“Dark Waters” Distributed by Focus Features, 126 Minutes, Rated PG-13, Released November 22, 2019:
There’s a scene in the 1976 political drama “All the President’s Men” in which Dustin Hoffman and Robert Redford as Washington Post reporters Carl Bernstein and Bob Woodward need to request from a Library of Congress staff member every checkout slip processed in the past three years in one of the largest libraries in the world.
“I’m not sure you want ‘em,” the sympathetic librarian tells them, “but I got ‘em.” And in the next shot, the camera slowly pans upward to see the two reporters beginning to sift through tables and tables filled with hundreds of thousands of library checkout slips, in an attempt to find a single clue which will help them to solve the mystery behind the Watergate break-in.
There’s a similar scene in “Dark Waters,” the new fact-based legal thriller from Focus Features now playing in movie theaters across the United States. In the scene, the intrepid attorney played by actor Mark Ruffalo requests from the gigantic DuPort chemical conglomerate records of research material related to the manufacture of one specific compound.
In reluctant compliance with the request--as well as an effort to discourage any future investigation by the government--DuPort sends the attorney dozens and dozens of packing crates filled with records. And with a sigh, Ruffalo as the attorney hunkers down in his law firm’s conference room to begin the Sisyphean task of examining the hundreds of thousands of documents, one by one.
Both scenes are important to their pictures’ narratives, enormously revealing background touches in unusually engrossing movies. The purpose of the segments is plain--that any result, is desirable enough, is worth working for.
If “Dark Waters” and 2000’s “Erin Brockovich” were playing as a double feature at a drive-in theater, you might feel compelled to leave halfway through the second movie...no matter which picture played first. But sometimes surface resemblances can be misleading--while the two pictures have similarities and both are informative and richly entertaining movies, a major difference is that the older picture’s conclusion is more satisfying...mostly because the events of “Dark Waters” are still playing out.
Adapted by screenwriters Mario Correa and Matthew Michael Carnahan from writer Nathaniel Rich’s New York Times Magazine article “The Lawyer Who Became DuPont’s Worst Nightmare,” in “Dark Waters” a successful and upwardly mobile attorney for a prosperous corporate legal firm places his carefully-plotted career on hold to help a rural farmer pursue a complaint of a local refinery’s waste water is poisoning his cattle...and discovers that the case leads to the highest echelons of corporate America.

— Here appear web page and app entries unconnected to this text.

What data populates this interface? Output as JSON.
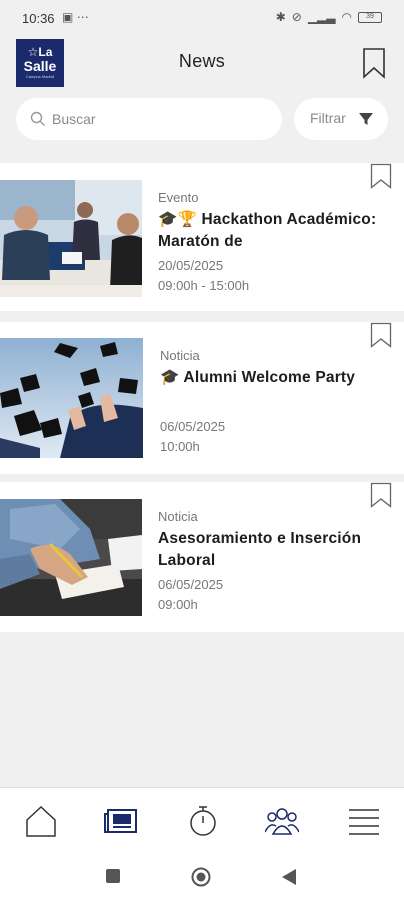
{
  "status_bar": {
    "time": "10:36",
    "extra": "⋯",
    "battery": "39"
  },
  "header": {
    "logo_line1": "☆La",
    "logo_line2": "Salle",
    "logo_line3": "Campus Madrid",
    "title": "News"
  },
  "search": {
    "placeholder": "Buscar",
    "value": ""
  },
  "filter": {
    "label": "Filtrar"
  },
  "news": [
    {
      "category": "Evento",
      "title": "🎓🏆 Hackathon Académico: Maratón de",
      "date": "20/05/2025",
      "time": "09:00h - 15:00h"
    },
    {
      "category": "Noticia",
      "title": "🎓 Alumni Welcome Party",
      "date": "06/05/2025",
      "time": "10:00h"
    },
    {
      "category": "Noticia",
      "title": "Asesoramiento e Inserción Laboral",
      "date": "06/05/2025",
      "time": "09:00h"
    }
  ],
  "bottom_nav": {
    "items": [
      "home-icon",
      "news-icon",
      "stopwatch-icon",
      "community-icon",
      "menu-icon"
    ],
    "active": "news-icon"
  },
  "colors": {
    "brand": "#1b2a6b",
    "background": "#f0f0f0",
    "card": "#ffffff",
    "muted": "#777777"
  }
}
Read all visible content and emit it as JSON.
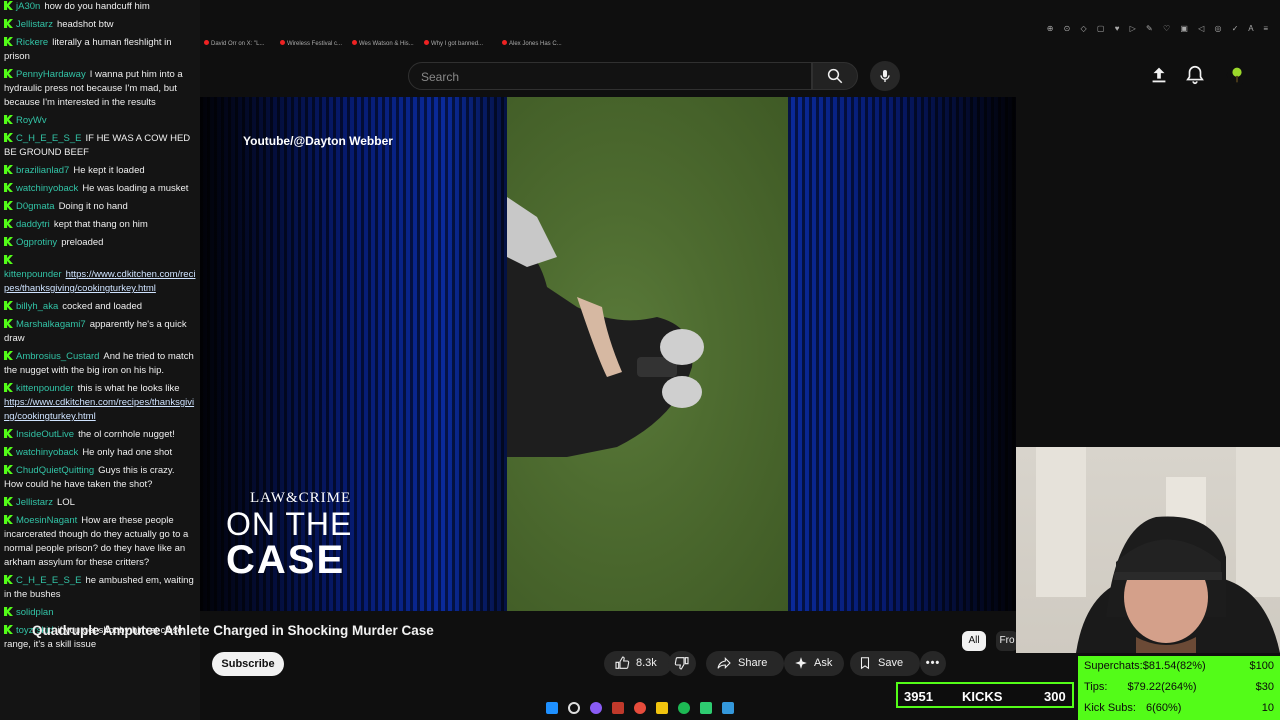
{
  "search": {
    "placeholder": "Search"
  },
  "bookmarks": [
    "David Orr on X: \"L...",
    "Wireless Festival c...",
    "Wes Watson & His...",
    "Why I got banned...",
    "Alex Jones Has C..."
  ],
  "video": {
    "watermark": "Youtube/@Dayton Webber",
    "logo_line1": "LAW&CRIME",
    "logo_line2": "ON THE",
    "logo_line3": "CASE",
    "title": "Quadruple Amputee Athlete Charged in Shocking Murder Case"
  },
  "actions": {
    "subscribe": "Subscribe",
    "likes": "8.3k",
    "share": "Share",
    "ask": "Ask",
    "save": "Save"
  },
  "chips": {
    "all": "All",
    "from": "Fro"
  },
  "overlay": {
    "kicks_count": "3951",
    "kicks_label": "KICKS",
    "kicks_goal": "300",
    "superchats_label": "Superchats:",
    "superchats_value": "$81.54(82%)",
    "superchats_goal": "$100",
    "tips_label": "Tips:",
    "tips_value": "$79.22(264%)",
    "tips_goal": "$30",
    "kicksubs_label": "Kick Subs:",
    "kicksubs_value": "6(60%)",
    "kicksubs_goal": "10"
  },
  "chat": [
    {
      "user": "jA30n",
      "text": "how do you handcuff him"
    },
    {
      "user": "Jellistarz",
      "text": "headshot btw"
    },
    {
      "user": "Rickere",
      "text": "literally a human fleshlight in prison"
    },
    {
      "user": "PennyHardaway",
      "text": "I wanna put him into a hydraulic press not because I'm mad, but because I'm interested in the results"
    },
    {
      "user": "RoyWv",
      "text": ""
    },
    {
      "user": "C_H_E_E_S_E",
      "text": "IF HE WAS A COW HED BE GROUND BEEF"
    },
    {
      "user": "brazilianlad7",
      "text": "He kept it loaded"
    },
    {
      "user": "watchinyoback",
      "text": "He was loading a musket"
    },
    {
      "user": "D0gmata",
      "text": "Doing it no hand"
    },
    {
      "user": "daddytri",
      "text": "kept that thang on him"
    },
    {
      "user": "Ogprotiny",
      "text": "preloaded"
    },
    {
      "user": "kittenpounder",
      "text": "",
      "link": "https://www.cdkitchen.com/recipes/thanksgiving/cookingturkey.html"
    },
    {
      "user": "billyh_aka",
      "text": "cocked and loaded"
    },
    {
      "user": "Marshalkagami7",
      "text": "apparently he's a quick draw"
    },
    {
      "user": "Ambrosius_Custard",
      "text": "And he tried to match the nugget with the big iron on his hip."
    },
    {
      "user": "kittenpounder",
      "text": "this is what he looks like",
      "link": "https://www.cdkitchen.com/recipes/thanksgiving/cookingturkey.html"
    },
    {
      "user": "InsideOutLive",
      "text": "the ol cornhole nugget!"
    },
    {
      "user": "watchinyoback",
      "text": "He only had one shot"
    },
    {
      "user": "ChudQuietQuitting",
      "text": "Guys this is crazy. How could he have taken the shot?"
    },
    {
      "user": "Jellistarz",
      "text": "LOL"
    },
    {
      "user": "MoesinNagant",
      "text": "How are these people incarcerated though do they actually go to a normal people prison? do they have like an arkham assylum for these critters?"
    },
    {
      "user": "C_H_E_E_S_E",
      "text": "he ambushed em, waiting in the bushes"
    },
    {
      "user": "solidplan",
      "text": ""
    },
    {
      "user": "toyzrskid",
      "text": "if you get shot by him at close range, it's a skill issue"
    }
  ],
  "colors": {
    "kick_green": "#53fc18",
    "username": "#32c3a6",
    "youtube_bg": "#0f0f0f"
  }
}
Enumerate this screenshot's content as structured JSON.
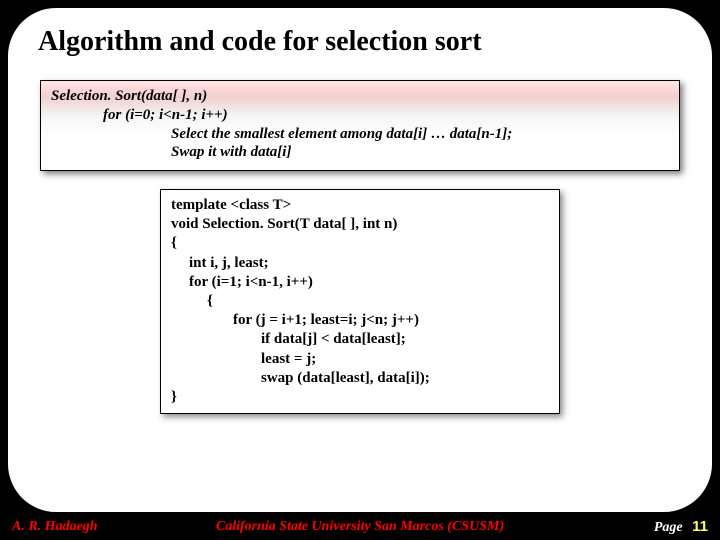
{
  "title": "Algorithm and code for selection sort",
  "pseudo": {
    "sig": "Selection. Sort(data[ ], n)",
    "for": "for (i=0; i<n-1; i++)",
    "select": "Select the smallest element among data[i] … data[n-1];",
    "swap": "Swap it with data[i]"
  },
  "code": {
    "l0": "template <class T>",
    "l1": "void Selection. Sort(T data[ ], int n)",
    "l2": "{",
    "l3": "int i, j, least;",
    "l4": "for (i=1; i<n-1, i++)",
    "l5": "{",
    "l6": "for (j = i+1; least=i; j<n; j++)",
    "l7": "if data[j] < data[least];",
    "l8": "least = j;",
    "l9": "swap (data[least], data[i]);",
    "l10": "}"
  },
  "footer": {
    "author": "A. R. Hadaegh",
    "affiliation": "California State University San Marcos (CSUSM)",
    "page_label": "Page",
    "page_num": "11"
  }
}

If neither DuPont nor Teflon are among the sponsors for this year’s Academy Awards broadcast, don’t be surprised to find Mark Ruffalo’s name among the Best Actor nominees for his role in “Dark Waters.” Ruffalo is the rare performer who puts his money where his mouth is--a dedicated social activist as well as a gifted actor. When the actor combines the two pursuits, people tend to take notice: 2015’s Academy Award-winning “Spotlight” is an example. In “Dark Waters,” Ruffalo seems to be trying hard to blend into the ensemble--after adding a few pounds to portray the real-life Robert Bilott, the actor resembles Oliver Platt--but his talent, and his social conscience, shine through in every scene.
“Dark Waters” is good, solid, smart motion picture entertainment. You have to work a little to keep up with the plot development--this is one picture for which your ninth grade chemistry will come in handy--and the picture’s conclusion isn’t completely reassuring. The ultimate message is as sobering and troubling as it is inspiring: ”THEY don’t protect us--WE protect us.” But if you think about it, that’s what Jefferson, Hamilton, Adams, and the other founding fathers were telling us all along.
Supporting Ruffalo, Anne Hathaway disguised in a succession of unflattering black wigs is wasted in a nothing role as Ruffalo’s brittle wife, but the reliable old pro Bill Pullman has fun in a showy little role as a seasoned and wiley small-town country lawyer who’s amused to find himself taking on big business for the first time in his career. And ubiquitous supporting player Bill Camp has the role of a lifetime, so persuasive as the crusty West Virginia rancher whose problems set the plot in motion that the viewer might well mistake him for the real deal.
Directed by Todd Haynes, “Dark Waters” is earning superb reviews from the critics, including an approval rating of 97% from Rotten Tomatoes and 93% from Metacritic. The picture’s been gaining momentum at the box office--originally placed into a limited release pattern in only five locations across the United States and Canada, the film expanded into 94 theaters during its second week and entered the Box Office Mojo charts in eighteenth place. Now playing in 2012 theaters across the US--about half the number as, say, “Frozen II”--the picture has risen to an impressive sixth place in the Box Office Mojo Top Ten.
“Dark Waters” is rated PG-13 for some disturbing images, and strong language.